    Michael Foust has covered the intersection of faith and news for 20 years. His stories have appeared in Baptist PressChristianity TodayThe Christian Post, the Leaf-Chronicle, the…

  • Updated Jan 25, 2022

The new movie Redeeming Love may spotlight a brothel and one man's sacrificial love for an ungrateful prostitute, but at its core, the story is "about Jesus," author Francine Rivers says.

The film, rated PG-13, is based on Rivers' 1991 romance novel about a man named Michael Hosea who pursues a local prostitute, Angel, for marriage. He's not interested in sex but instead in rescuing her from sexual slavery – and in beginning a life together as husband and life. Rivers drew inspiration for the novel from the biblical book of Hosea.

The story is set in the 1850s California Gold Rush.

It stars Abigail Cowen (Stranger Things, I Still Believe) as Angel and Tom Lewis (Gentleman Jack) in the lead roles. Rivers co-wrote the screenplay with D.J. Caruso (I Am Number Four, xXx: Return of Xander Cage), the director.

The story is allegorical. Michael Hosea represents God's pursuing love for His people. Angel – who continually runs from Michael back to her former life – represents humanity.

Rivers said she hopes moviegoers walk out of the theater with God on their minds.

"I hope they think about God. I hope they think about Jesus," she told Christian Headlines. "I hope they walk out of there thinking, 'I wish I could have a love like that.' And they can because the whole thing is about Jesus. It's the allegory about His love for each of us."

Although the novel was initially released in 1991 in the mainstream market, Rivers released an updated version in 1997 that was more faith-centric and included more details about Angel's redemption. Multnomah published it.

"There were some things that I wanted to soften in the story," she wrote. "And there were also scenes I wanted to put in. So I was able to put in a conversion scene. The version that you see now on the market is what I call the redeemed version of Redeeming Love."

The story of Angel, Rivers said, is the story of every Christian – "constantly turning away, and He's always there wooing us, and He has the answers."

"We're all sinners. We start out as children of darkness, we don't know God," she said. "And we're rebellious. People talk about innocent babies, but babies are very selfish – they cry, and they scream when they don't get what they want. And we're like that. We go through a stage of defiance, where nobody's going to tell me how to live my life. You know – I'm in control of my life, I can do what I want. And that's battling against the Lord because he wants you to surrender yourself to Him fully.

"And then you go through a stage where you realize, when you get to know Jesus, He's not asking for bits and pieces of our life. [Instead,] He's asking for everything – everything in our past, everything of who we are. He wants us to surrender all. … And then humility is when you begin to open up, and you begin to care about others more than you care about yourself. And Angel comes to that point."

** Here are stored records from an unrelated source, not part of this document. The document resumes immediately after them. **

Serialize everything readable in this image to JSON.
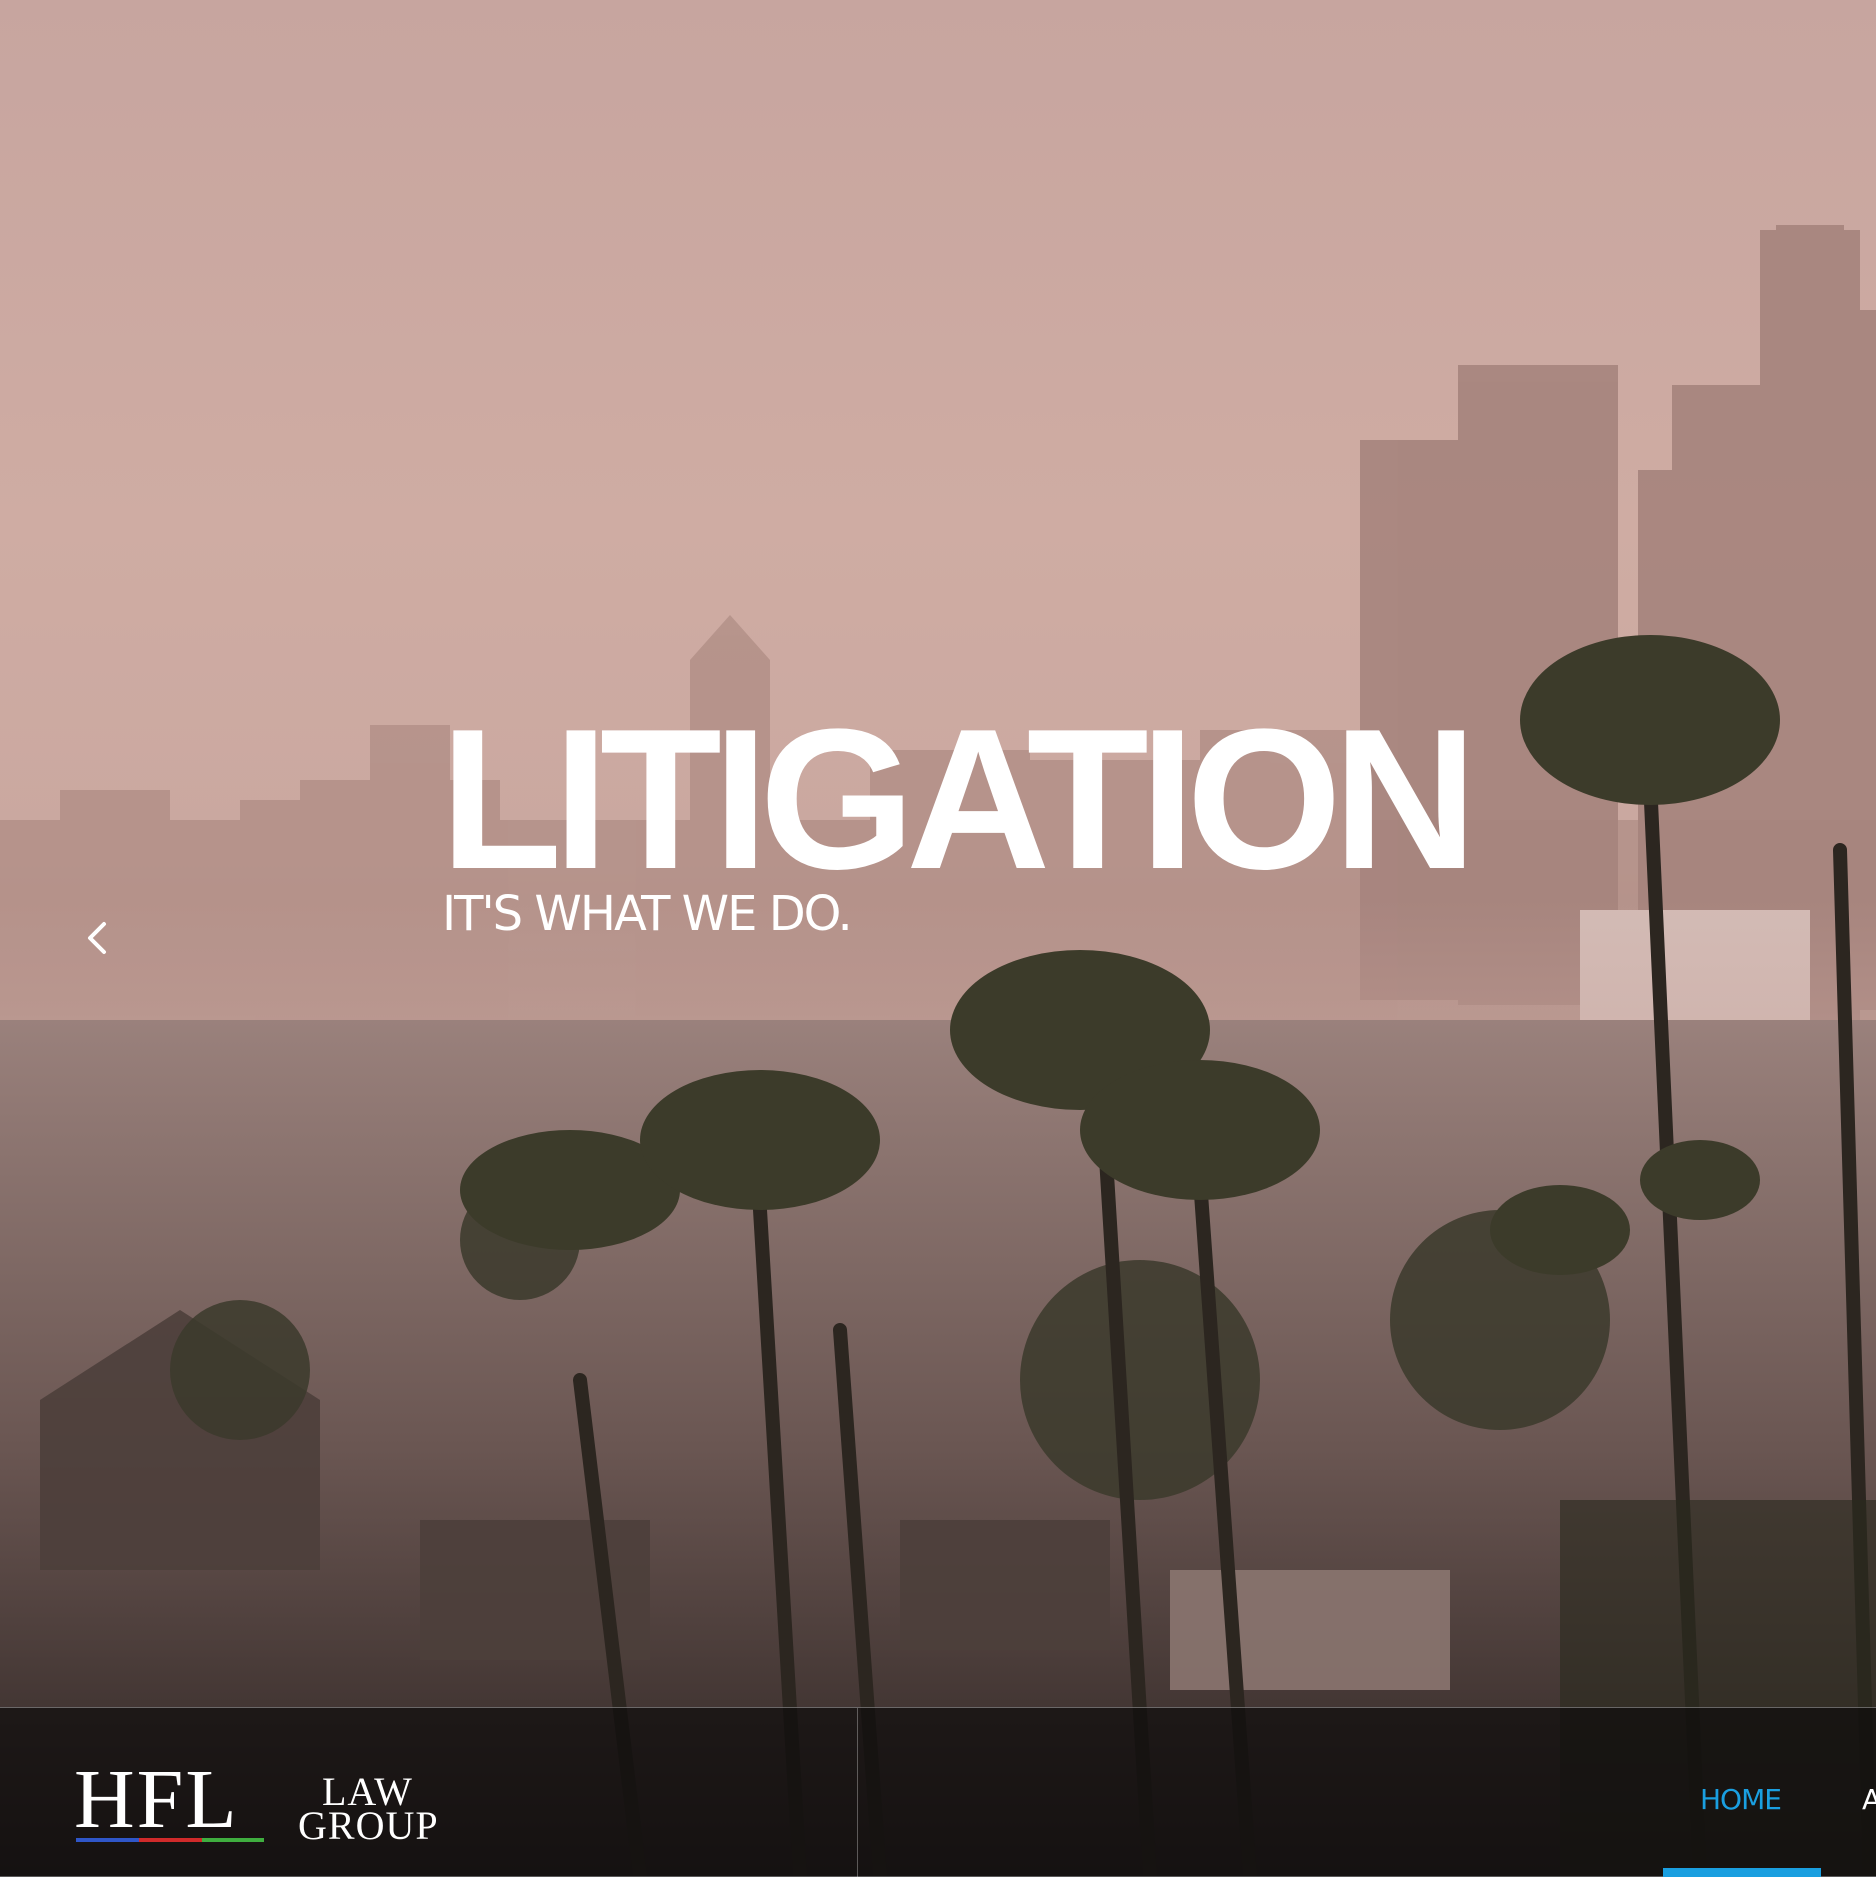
{
  "hero": {
    "title": "LITIGATION",
    "subtitle": "IT'S WHAT WE DO.",
    "prev_icon": "chevron-left-icon"
  },
  "logo": {
    "mark": "HFL",
    "line1": "LAW",
    "line2": "GROUP",
    "bar_colors": [
      "#2f56c8",
      "#d02a2a",
      "#3fae3f"
    ]
  },
  "nav": {
    "items": [
      {
        "label": "HOME",
        "active": true
      },
      {
        "label": "A",
        "active": false
      }
    ]
  },
  "colors": {
    "accent": "#1a9fe0",
    "navbar_bg": "rgba(12,10,10,0.68)"
  }
}
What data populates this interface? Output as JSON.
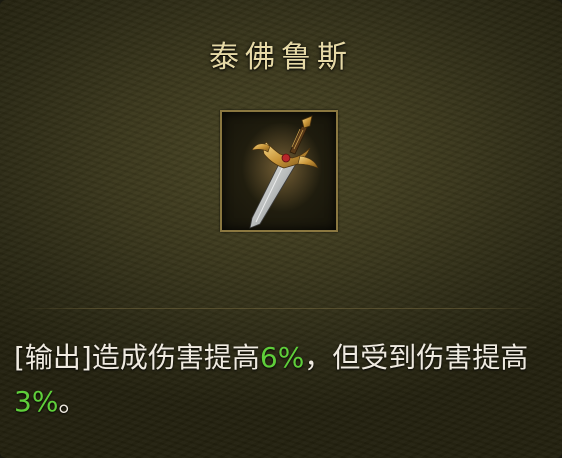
{
  "item": {
    "name": "泰佛鲁斯",
    "icon": "sword-icon"
  },
  "description": {
    "tag": "[输出]",
    "part1": "造成伤害提高",
    "value1": "6%",
    "part2": "，但受到伤害提高",
    "value2": "3%",
    "part3": "。"
  },
  "colors": {
    "title": "#e6d9a6",
    "text": "#efeae0",
    "highlight": "#5fcf3a",
    "frame_border": "#8a7740"
  }
}
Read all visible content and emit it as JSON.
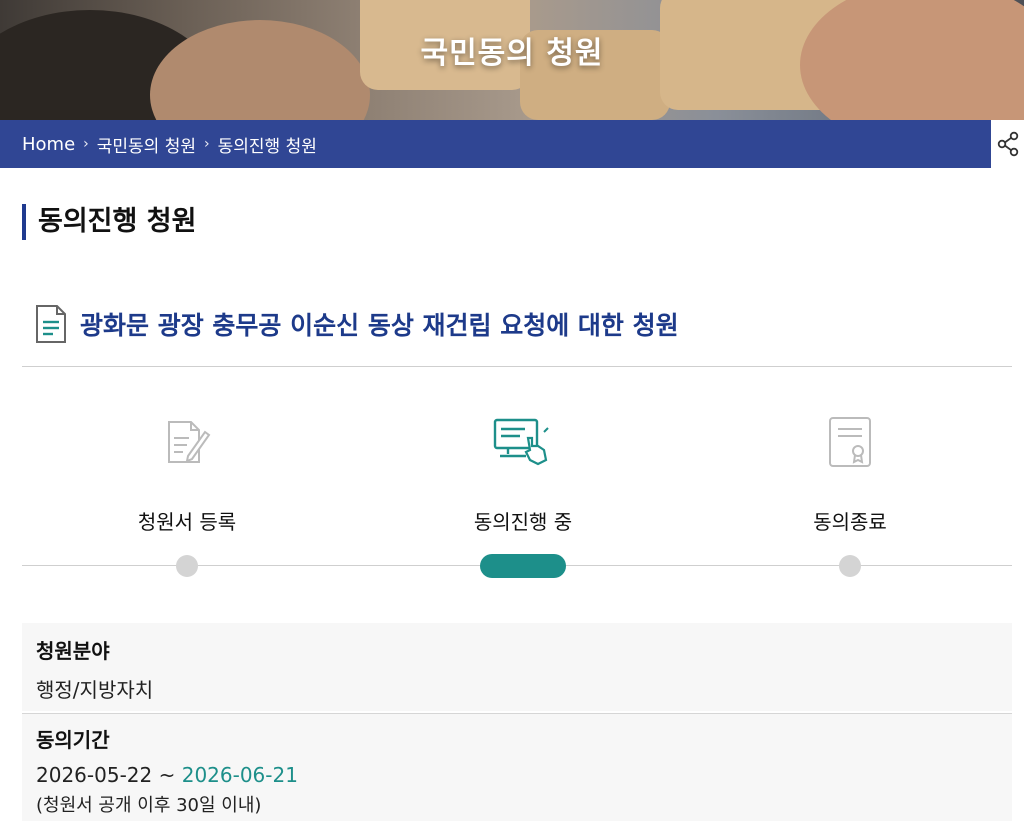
{
  "hero": {
    "title": "국민동의 청원"
  },
  "breadcrumb": {
    "home": "Home",
    "items": [
      "국민동의 청원",
      "동의진행 청원"
    ],
    "separator": "›"
  },
  "page": {
    "title": "동의진행 청원"
  },
  "petition": {
    "title": "광화문 광장 충무공 이순신 동상 재건립 요청에 대한 청원"
  },
  "progress": {
    "steps": [
      {
        "label": "청원서 등록",
        "icon": "document-pen-icon",
        "active": false
      },
      {
        "label": "동의진행 중",
        "icon": "computer-click-icon",
        "active": true
      },
      {
        "label": "동의종료",
        "icon": "certificate-icon",
        "active": false
      }
    ]
  },
  "details": {
    "category": {
      "label": "청원분야",
      "value": "행정/지방자치"
    },
    "period": {
      "label": "동의기간",
      "start": "2026-05-22",
      "separator": " ~ ",
      "end": "2026-06-21",
      "note": "(청원서 공개 이후 30일 이내)"
    }
  },
  "colors": {
    "brand_blue": "#1f3a8f",
    "accent_teal": "#1d8f8a",
    "inactive_gray": "#d4d4d4"
  }
}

"But she also thinks she's got the right answer – and she doesn't, and God is using it. He's telling Michael, 'She has to make a choice.'... And so she has to go on her own quest. And then, of course, when she does find the Lord, it's joy in the morning. We have that joy that's gonna last forever."

Moviegoers who enjoy the film, Rivers said, should also read the book, which she says "tells the whole story."

"In the book, you're hearing God's voice," she said. "You're reading God speaking to Michael, and you're reading Satan speaking to Angel – and the spiritual battle that's going on inside their minds."

Redeeming Love is rated PG-13 for mature thematic content, sexual content, partial nudity, and strong violent content.


4 Things to Know about Redeeming Love, the Movie Based on Francine Rivers' Popular Novel

Photo courtesy: ©Pinnacle Peak, used with permission

Michael Foust has covered the intersection of faith and news for 20 years. His stories have appeared in Baptist PressChristianity TodayThe Christian Post, the Leaf-Chronicle, the Toronto Star and the Knoxville News-Sentinel.